Making HSE Classrooms Fun
With the rigors of TABE 11 and 12, budget cuts, or any of the viable reasons that can be generated, it is easy to become complacent in the classroom, but let’s think back to the time when you were sitting in the classroom as a student. Which classrooms became your reality as a teacher: the room with colorful displays that screamed for a student’s touch, blackboards with math problems that begged to be solved, or the rooms that were void of color or activity?
With so many barriers already present today with our students such as pregnancy, no jobs, and lack of transportation to class, how do we as teachers strive to reach a workable balance and rise above the chaos to create an atmosphere that is exciting and conducive to “fun” learning—learning that is guaranteed to bring students back into your classrooms again and again?
As a former high school teacher, one aspect of education I do remember is that students want to be engaged in fun activities: racing to the board to complete an equation, ringing the bell to answer a social studies jeopardy question, or simply having an answer acknowledged by the teacher is all part of creating an amazing learning atmosphere. How can this be achieved when teachers express that time is so limited and they are already over-worked? Students, of course, can be the answer. Teachers can be the catalysts while students can be the engine that drives the activity to success.

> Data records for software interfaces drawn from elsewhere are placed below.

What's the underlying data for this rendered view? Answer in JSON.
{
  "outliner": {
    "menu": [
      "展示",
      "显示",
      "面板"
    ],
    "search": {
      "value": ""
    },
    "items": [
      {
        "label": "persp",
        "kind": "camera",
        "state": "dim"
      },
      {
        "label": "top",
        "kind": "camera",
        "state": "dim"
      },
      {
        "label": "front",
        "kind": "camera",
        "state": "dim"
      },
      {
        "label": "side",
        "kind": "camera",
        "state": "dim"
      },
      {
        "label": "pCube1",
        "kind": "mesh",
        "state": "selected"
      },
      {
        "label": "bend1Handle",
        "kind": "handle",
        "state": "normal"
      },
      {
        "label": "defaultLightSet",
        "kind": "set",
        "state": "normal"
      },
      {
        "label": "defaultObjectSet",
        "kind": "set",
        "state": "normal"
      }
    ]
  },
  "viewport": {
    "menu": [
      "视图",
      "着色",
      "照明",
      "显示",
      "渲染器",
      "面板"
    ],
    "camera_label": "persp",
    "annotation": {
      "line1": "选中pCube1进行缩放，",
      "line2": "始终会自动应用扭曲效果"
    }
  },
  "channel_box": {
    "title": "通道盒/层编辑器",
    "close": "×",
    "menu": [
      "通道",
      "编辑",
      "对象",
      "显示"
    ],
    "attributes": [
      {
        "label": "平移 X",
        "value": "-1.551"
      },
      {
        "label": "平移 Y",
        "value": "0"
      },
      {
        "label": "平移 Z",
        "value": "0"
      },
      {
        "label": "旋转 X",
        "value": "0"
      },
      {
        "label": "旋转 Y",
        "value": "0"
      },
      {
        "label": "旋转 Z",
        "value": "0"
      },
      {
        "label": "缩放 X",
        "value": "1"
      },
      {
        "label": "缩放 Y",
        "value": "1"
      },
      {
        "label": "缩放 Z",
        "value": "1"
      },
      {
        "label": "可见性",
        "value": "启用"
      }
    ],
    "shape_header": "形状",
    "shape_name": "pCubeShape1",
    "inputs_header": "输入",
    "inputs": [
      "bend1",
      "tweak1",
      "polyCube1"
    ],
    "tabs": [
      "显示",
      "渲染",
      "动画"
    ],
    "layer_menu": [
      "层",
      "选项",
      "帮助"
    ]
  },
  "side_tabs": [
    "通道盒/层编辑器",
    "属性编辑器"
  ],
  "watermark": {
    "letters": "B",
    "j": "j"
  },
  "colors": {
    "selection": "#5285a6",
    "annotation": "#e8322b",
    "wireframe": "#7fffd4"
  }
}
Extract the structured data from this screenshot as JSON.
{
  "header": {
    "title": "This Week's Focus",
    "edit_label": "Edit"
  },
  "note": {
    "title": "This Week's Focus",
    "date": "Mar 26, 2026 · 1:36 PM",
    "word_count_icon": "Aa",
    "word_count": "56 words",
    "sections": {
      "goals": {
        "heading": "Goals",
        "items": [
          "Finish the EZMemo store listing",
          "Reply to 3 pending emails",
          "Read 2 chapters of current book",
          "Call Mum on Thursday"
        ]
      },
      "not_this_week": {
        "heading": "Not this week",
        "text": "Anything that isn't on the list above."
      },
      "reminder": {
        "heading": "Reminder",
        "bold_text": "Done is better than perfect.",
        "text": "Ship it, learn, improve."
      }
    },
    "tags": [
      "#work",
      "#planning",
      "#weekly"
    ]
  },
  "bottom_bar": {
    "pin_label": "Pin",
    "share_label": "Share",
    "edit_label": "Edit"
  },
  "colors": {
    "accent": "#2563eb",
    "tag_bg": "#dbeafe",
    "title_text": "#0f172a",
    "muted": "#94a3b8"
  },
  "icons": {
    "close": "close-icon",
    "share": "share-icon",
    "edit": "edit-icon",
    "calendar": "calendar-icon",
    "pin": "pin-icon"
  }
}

For example, while learning about social studies, one student can research 10 jeopardy facts about the Revolutionary War, another student can create 10 Q and A’s about the Civil War, and the third student can scramble 10 facts about World War II using the Achieve Common Core, but let’s not stop there. Let students create their own science display boxes since science facts can be quite confusing to the student. With five students, each must show differences between topics, such as, biotic and abiotic; meiosis and mitosis; endothermic and exothermic; producer and consumer; renewable and non-renewable energy, for example. More importantly, each student can share their display box to the other members of the class. In other words, this awesome learning technique becomes a win-win for the student and the teacher—thus creating a “fun” HSE classroom.
Sandra F. Bowlus,
adult education teacher, River Valley Resources, Rising Sun, Indiana.
Sandra has been a presenter at the 2018 IACCE Conference and has created social and science jeopardy games for the classroom, and math quiz. See attachments for games. Sandra’s email is firstname.lastname@example.org.